- A rating based system actually encourages a manager to give less frequent performance feedback to employees preventing real-time learning. That’s a bummer.
- Having a compensation and reward system based on the faulty premise that financial incentives improve performance, we are undermining powerful intrinsic employee motivation towards achieving our mission of curing cancer. These guys don’t need to be “bribed” to do a good job, they just want to be paid fairly and competitively.
- There’s no evidence that I’ve seen that convinces me that a performance rating system acutally improves performance.
So, I’m staking my professional reputation on the idea that nibbling around the edges and tweaking the rating system or introducing a new reward program is old news and that it’s time for a whole new approach. Now, I suspect right about now many of you are reading this and saying that will never work at my company. You’re probably right. But, that’s not the point. Here are a couple ideas that I do think you can use no matter what your situation:
- It’s all about the process. We’ve had an internal group of employees working on developing, refining and testing these ideas for almost 7 months and there’s no way I could have made this recommendation without this group. Yes, it took a lot longer than I would have liked but we’ve got momentum and we’ve got buy-in (so far at least!)
- Know who you are. I believe this system will work for us based on the type of organization and culture we’re trying to build. That’s called creating a competitive advantage, not just implementing best practices that everyone else is already doing.
Now, I’m under no illusions this will be all flowers and candy. There are going to be some tough times for sure… but I’m going to share these challenges with you as part of my blog posts over the next several months. I’ll also be part of a panel discussion at the 2011 Human Capital Management Summit where I’ll give even more of the lowdown.
So, wish me luck, friends. My reputation’s riding on it!

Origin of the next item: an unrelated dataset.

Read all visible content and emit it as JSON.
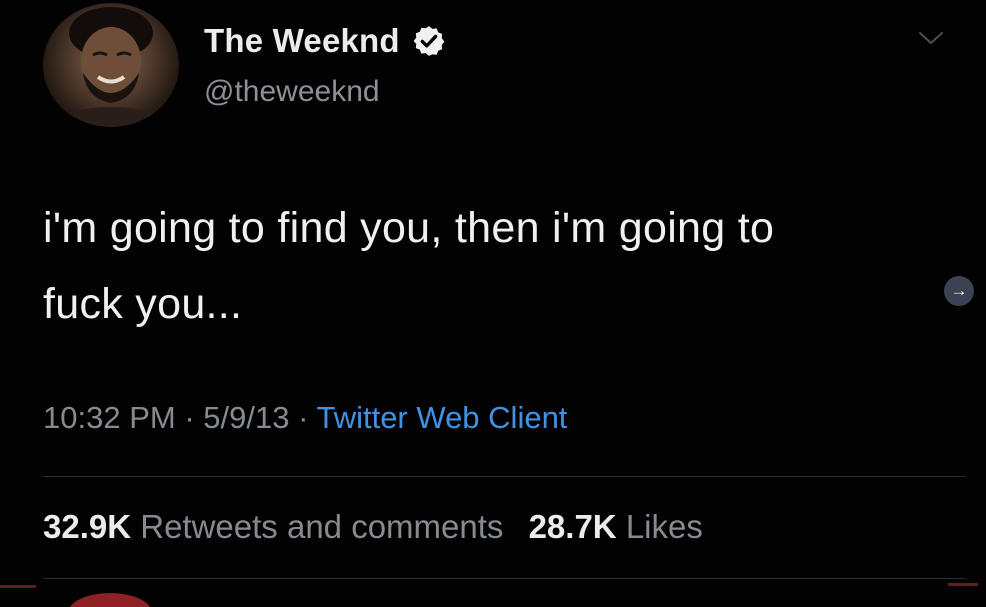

Andy Porter is Chief People Officer at the Broad Institute of MIT and Harvard in Cambridge, MA which means he works with some wicked smaaht people. Some days, he indeed does wear short shorts around the office(call it a morale booster) but it really just makes people uncomfortable. Other days, he spits some mad game on cheese. No really – he’s somewhat of a cheese aficionado. But more importantly? At Broad he gets to his small part to help change the world of healthcare.